[Start of Attachment]
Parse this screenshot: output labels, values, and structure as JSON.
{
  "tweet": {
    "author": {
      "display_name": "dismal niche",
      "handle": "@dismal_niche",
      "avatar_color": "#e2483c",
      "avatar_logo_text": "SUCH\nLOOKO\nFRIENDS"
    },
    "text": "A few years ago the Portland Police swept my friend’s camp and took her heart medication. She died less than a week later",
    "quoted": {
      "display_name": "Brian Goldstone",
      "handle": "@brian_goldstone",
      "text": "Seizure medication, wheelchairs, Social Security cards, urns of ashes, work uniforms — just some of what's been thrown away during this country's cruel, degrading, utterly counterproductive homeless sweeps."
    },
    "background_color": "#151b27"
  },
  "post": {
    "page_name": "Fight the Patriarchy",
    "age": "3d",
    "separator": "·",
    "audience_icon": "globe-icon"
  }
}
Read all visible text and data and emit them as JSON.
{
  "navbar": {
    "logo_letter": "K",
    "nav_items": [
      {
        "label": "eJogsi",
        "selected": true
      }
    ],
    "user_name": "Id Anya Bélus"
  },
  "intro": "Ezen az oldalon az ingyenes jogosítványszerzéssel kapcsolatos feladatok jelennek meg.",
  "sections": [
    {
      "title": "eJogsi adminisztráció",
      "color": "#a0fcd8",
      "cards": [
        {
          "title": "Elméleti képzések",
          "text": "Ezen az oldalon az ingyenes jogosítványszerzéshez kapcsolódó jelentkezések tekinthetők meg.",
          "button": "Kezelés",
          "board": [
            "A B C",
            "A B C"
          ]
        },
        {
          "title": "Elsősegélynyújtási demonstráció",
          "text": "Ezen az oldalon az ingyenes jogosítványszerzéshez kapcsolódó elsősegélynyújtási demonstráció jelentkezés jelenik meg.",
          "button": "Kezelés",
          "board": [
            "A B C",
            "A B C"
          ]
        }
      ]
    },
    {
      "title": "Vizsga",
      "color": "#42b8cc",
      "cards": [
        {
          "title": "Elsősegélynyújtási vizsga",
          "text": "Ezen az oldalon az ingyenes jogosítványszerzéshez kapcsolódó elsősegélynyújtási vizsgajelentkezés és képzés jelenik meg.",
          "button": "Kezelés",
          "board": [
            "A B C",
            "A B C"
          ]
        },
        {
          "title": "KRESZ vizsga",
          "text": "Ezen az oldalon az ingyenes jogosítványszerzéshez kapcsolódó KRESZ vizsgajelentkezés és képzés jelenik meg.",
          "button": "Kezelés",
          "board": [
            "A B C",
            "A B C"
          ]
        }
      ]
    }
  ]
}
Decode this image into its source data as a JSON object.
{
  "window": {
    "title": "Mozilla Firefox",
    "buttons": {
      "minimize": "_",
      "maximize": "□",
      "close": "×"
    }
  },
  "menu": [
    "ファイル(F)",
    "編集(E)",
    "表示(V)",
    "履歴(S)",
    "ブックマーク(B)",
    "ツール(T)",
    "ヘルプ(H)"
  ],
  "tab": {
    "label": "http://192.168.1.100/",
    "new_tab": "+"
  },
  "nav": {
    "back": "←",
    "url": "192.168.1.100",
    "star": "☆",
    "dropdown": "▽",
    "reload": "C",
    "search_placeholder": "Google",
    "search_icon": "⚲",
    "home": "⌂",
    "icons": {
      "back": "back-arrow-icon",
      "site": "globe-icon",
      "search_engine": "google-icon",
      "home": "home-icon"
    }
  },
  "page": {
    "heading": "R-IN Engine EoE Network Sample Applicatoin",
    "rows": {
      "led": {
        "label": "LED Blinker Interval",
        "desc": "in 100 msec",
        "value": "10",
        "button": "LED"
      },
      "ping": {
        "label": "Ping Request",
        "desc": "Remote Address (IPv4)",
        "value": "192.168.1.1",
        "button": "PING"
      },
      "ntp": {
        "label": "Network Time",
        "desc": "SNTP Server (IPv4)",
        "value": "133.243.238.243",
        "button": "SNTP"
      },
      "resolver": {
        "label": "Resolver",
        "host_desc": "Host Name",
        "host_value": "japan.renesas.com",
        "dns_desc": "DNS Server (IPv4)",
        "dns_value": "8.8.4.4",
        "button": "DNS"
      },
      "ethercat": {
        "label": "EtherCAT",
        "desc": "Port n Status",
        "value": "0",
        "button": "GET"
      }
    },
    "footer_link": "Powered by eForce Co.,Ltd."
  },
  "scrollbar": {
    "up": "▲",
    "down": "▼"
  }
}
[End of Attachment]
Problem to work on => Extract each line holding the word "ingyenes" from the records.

Completed exercise =>
  "intro": "Ezen az oldalon az ingyenes jogosítványszerzéssel kapcsolatos feladatok jelennek meg.",
          "text": "Ezen az oldalon az ingyenes jogosítványszerzéshez kapcsolódó jelentkezések tekinthetők meg.",
          "text": "Ezen az oldalon az ingyenes jogosítványszerzéshez kapcsolódó elsősegélynyújtási demonstráció jelentkezés jelenik meg.",
          "text": "Ezen az oldalon az ingyenes jogosítványszerzéshez kapcsolódó elsősegélynyújtási vizsgajelentkezés és képzés jelenik meg.",
          "text": "Ezen az oldalon az ingyenes jogosítványszerzéshez kapcsolódó KRESZ vizsgajelentkezés és képzés jelenik meg.",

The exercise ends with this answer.